Only those items embedded permanently escaped the immediate PA campaign. The clickable image to the left is from the 6th Avenue IND 14th Street station station and shows the old [red and white mosaic] and the new [functional flat light print on dark] operating systems. Another of the few remaining pieces of H&M operations is found here at Exchange Place.
The legal disputes that had preceded the takeover did not cease when the operational takeover was complete and it wasn't until November 12, 1963 that the U.S. Supreme Court dismissed the last major suit against the World Trade Center and denied any further appeals. It wasn't until December 10, 1965, more than three years after the PA takeover, however, that the New York Supreme Court awarded the Hudson & Manhattan Corporation and Hudson Rapid Tubes Corporation $72.8 million [$434 million in 2005 dollars]in compensation for the sale of Hudson & Manhattan Tubes and Hudson Terminal and the transfer was legally complete.
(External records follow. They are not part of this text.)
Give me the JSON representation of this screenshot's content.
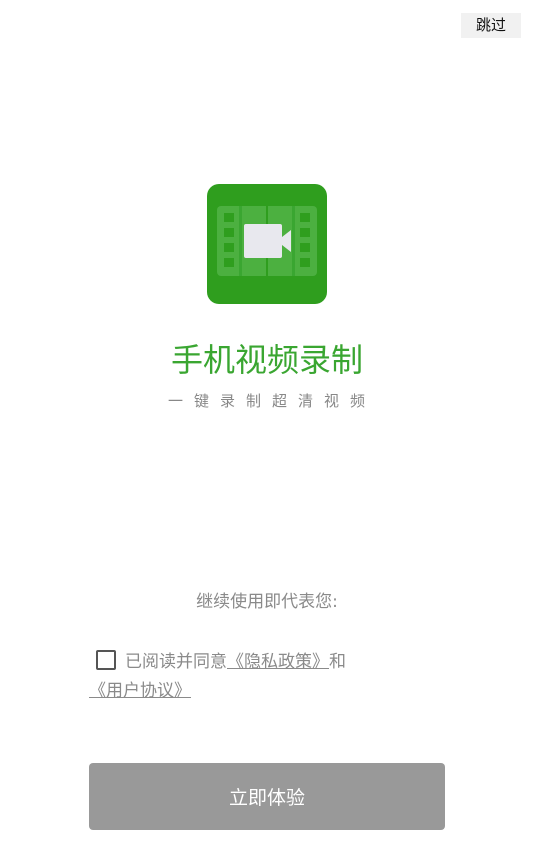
{
  "header": {
    "skip_label": "跳过"
  },
  "app": {
    "title": "手机视频录制",
    "subtitle": "一键录制超清视频",
    "icon": "video-camera-film-icon",
    "brand_color": "#2f9e1e",
    "title_color": "#3aa631"
  },
  "consent": {
    "intro": "继续使用即代表您:",
    "prefix": "已阅读并同意",
    "privacy_link": "《隐私政策》",
    "joiner": "和",
    "terms_link": "《用户协议》",
    "checked": false
  },
  "cta": {
    "label": "立即体验",
    "color": "#999999"
  }
}
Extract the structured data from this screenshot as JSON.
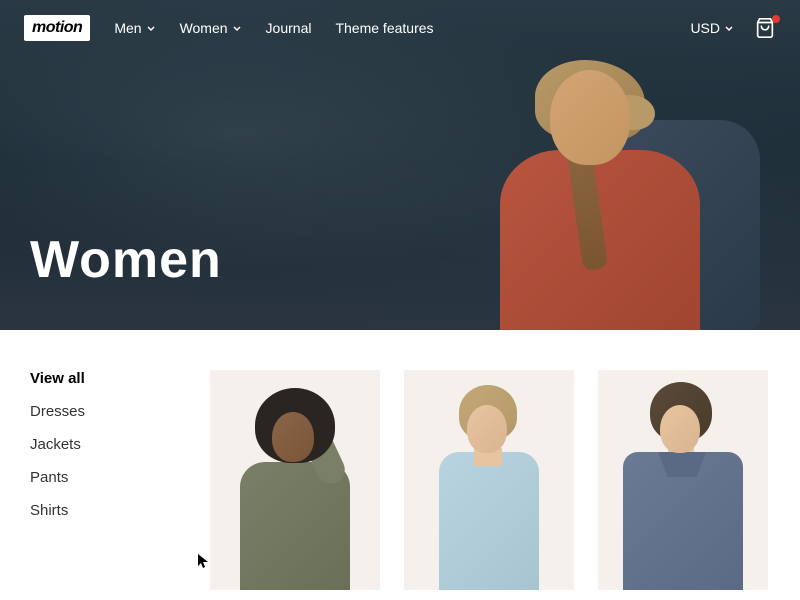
{
  "header": {
    "logo": "motion",
    "nav": [
      {
        "label": "Men",
        "hasDropdown": true
      },
      {
        "label": "Women",
        "hasDropdown": true
      },
      {
        "label": "Journal",
        "hasDropdown": false
      },
      {
        "label": "Theme features",
        "hasDropdown": false
      }
    ],
    "currency": "USD"
  },
  "hero": {
    "title": "Women"
  },
  "sidebar": {
    "items": [
      {
        "label": "View all",
        "active": true
      },
      {
        "label": "Dresses",
        "active": false
      },
      {
        "label": "Jackets",
        "active": false
      },
      {
        "label": "Pants",
        "active": false
      },
      {
        "label": "Shirts",
        "active": false
      }
    ]
  }
}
Although it was only with the greatest reluctance that the PA had become the owner and operator of the Tubes, it carried out a radical rehabilitation of the network and brought the system up to contemporary standards.
Every year there is less and less remaining from the Hudson & Manhattan RR days. Still at Exchange Place, even after the rebuilding caused by the Islamic terrorist attacks on America, there still is this H&M manhole cover on the north platform. [Click manhole image to see details.]
© B Klapouchy 1987-2008